## [WORK INSTRUCTIONS]
Which lines of the data contain the string "автографами"? Show each of them.

:: EXERCISE INPUT ::

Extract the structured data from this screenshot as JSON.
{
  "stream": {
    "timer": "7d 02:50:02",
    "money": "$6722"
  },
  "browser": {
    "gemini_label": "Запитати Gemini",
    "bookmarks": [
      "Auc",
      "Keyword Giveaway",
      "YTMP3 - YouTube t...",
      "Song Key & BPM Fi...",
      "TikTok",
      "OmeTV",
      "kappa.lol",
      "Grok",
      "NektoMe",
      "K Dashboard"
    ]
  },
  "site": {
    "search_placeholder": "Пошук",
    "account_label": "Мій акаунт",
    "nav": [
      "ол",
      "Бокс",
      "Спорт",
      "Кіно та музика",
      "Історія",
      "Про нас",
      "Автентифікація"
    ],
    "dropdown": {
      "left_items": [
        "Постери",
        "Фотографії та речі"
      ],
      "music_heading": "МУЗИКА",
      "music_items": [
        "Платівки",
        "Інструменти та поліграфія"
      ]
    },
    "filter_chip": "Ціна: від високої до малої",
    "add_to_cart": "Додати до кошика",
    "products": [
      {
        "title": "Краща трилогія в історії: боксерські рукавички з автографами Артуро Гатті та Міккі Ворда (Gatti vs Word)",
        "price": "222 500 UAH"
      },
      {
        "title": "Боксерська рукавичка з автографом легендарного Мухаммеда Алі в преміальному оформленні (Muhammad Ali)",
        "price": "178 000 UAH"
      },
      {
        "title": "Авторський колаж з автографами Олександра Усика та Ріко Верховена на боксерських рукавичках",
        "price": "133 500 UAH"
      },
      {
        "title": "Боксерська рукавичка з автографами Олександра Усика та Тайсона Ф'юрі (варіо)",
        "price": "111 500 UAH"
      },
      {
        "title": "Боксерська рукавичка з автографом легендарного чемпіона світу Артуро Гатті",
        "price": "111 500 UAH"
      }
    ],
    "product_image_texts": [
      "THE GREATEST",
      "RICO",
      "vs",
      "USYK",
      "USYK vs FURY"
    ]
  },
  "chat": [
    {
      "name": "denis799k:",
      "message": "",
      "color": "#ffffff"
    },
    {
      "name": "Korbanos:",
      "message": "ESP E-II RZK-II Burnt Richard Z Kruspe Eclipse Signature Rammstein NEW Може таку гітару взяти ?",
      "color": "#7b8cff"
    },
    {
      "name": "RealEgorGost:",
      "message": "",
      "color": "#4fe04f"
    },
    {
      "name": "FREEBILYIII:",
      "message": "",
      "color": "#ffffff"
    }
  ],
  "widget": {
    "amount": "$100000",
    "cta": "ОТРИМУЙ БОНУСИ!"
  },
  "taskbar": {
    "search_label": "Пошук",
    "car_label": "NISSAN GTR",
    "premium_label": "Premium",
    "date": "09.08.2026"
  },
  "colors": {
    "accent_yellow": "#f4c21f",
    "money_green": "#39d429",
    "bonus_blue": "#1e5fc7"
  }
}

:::

## [SOLUTION]
        "title": "Краща трилогія в історії: боксерські рукавички з автографами Артуро Гатті та Міккі Ворда (Gatti vs Word)",
        "title": "Авторський колаж з автографами Олександра Усика та Ріко Верховена на боксерських рукавичках",
        "title": "Боксерська рукавичка з автографами Олександра Усика та Тайсона Ф'юрі (варіо)",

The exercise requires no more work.